Cameron Crowe Ruined My Life

Believe me when I say that it pained me to type out the title to this post. Cameron Crowe is one of my very favorite filmmakers. To me, a guy who can write teenagers who are real people, really capture the full spectrum of human emotion, and incorporate a great soundtrack into his work is a real genius. Though it initially made me feel warm, fuzzy, and hopeful, a recent late night viewing of 2005's Elizabethtown  ended up making me a little nervous. I realized that Crowe was just like everybody else. Now, this probably doesn't make sense to those of you who admire his work. As a writer and filmmaker, Crowe definitely has a unique voice and vision that helps his work connect with all kinds of audiences. That's precisely the problem. Last week I wrote a post about how movies are only a reflection of life and not actually true to life itself. In the post, I mentioned that filmmakers are just one person with one perspective, and that is absolutely true of Crowe. In Crow
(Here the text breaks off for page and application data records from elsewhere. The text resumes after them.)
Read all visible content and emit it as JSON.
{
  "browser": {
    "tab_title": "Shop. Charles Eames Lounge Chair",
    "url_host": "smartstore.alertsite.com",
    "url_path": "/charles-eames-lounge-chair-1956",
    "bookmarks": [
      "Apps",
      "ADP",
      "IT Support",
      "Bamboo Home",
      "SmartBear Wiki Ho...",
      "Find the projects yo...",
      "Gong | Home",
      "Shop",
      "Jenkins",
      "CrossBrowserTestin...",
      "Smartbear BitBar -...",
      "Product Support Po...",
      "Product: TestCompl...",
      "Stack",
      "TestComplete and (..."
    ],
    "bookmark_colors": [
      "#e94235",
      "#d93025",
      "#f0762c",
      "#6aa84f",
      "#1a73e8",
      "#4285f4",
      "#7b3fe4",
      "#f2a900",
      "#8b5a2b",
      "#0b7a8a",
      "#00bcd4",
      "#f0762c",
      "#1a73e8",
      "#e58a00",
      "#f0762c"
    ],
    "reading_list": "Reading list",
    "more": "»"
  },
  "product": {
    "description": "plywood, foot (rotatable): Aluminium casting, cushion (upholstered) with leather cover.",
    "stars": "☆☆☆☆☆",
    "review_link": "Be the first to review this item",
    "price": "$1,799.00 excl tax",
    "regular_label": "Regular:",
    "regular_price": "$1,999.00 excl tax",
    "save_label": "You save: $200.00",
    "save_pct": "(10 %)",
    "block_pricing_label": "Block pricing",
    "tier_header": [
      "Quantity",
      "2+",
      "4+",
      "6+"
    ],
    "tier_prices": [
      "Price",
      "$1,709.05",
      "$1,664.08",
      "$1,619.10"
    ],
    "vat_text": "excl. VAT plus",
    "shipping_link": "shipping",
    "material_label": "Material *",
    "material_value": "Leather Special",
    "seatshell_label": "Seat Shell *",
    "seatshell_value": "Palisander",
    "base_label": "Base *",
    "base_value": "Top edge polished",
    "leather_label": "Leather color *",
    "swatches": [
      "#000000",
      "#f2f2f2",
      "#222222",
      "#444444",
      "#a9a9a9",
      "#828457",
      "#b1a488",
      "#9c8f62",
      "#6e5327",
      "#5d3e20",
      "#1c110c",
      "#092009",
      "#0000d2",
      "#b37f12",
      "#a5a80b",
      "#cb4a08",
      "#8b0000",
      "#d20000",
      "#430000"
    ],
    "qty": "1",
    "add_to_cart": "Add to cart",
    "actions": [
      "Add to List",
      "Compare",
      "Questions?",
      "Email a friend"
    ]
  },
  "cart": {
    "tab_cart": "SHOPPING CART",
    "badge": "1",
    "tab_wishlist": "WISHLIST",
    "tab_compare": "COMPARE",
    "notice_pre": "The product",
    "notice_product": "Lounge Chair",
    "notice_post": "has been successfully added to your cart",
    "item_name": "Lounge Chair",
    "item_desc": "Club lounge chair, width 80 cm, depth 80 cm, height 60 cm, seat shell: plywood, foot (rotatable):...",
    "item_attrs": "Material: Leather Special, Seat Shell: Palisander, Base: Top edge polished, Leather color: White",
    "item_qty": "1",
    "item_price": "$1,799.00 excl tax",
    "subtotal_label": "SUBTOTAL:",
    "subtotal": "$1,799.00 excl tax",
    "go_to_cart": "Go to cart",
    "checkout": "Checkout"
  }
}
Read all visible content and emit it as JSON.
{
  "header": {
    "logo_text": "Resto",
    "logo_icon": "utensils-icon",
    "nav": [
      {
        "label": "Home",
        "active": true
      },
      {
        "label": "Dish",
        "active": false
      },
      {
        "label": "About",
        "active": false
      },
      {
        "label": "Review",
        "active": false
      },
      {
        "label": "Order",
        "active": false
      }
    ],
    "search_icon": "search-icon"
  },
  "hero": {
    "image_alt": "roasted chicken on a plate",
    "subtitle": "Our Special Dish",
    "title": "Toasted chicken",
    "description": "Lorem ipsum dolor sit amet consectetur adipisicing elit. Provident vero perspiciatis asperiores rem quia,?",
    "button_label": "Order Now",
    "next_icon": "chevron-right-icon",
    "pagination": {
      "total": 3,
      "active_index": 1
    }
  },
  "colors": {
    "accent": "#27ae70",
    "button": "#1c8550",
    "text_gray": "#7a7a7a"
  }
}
Talking to Myself in the Mirror

I think it's a pretty safe bet that a lot of aspiring actors/writers/directors/filmy people practice their future Oscar speech in the mirror as kids. I did. Who am I kidding? I still do. It comes with the territory. My mirror talks go, ahem, went (who am I kidding? go) further. Sometimes, I do my makeup while talking to Barbara Walters. Other days, brushing my hair turns into a podcast interview. Most of the time, though, I rehearse what I'm going to say to my heroes. These hypothetical moments are incredibly important, and I can't afford to say anything stupid, so car rides, showers, and mornings getting ready are devoted to preparation. This probably makes me sound crazy. The word "narcissist" may also come to mind. I think one of my heroes would have appreciated both the crazy and the narcissism in this bit of oversharing, though, but we lost her this morning. One of my first posts on this blog was a tribute to Carrie Fisher. I read it over this afternoo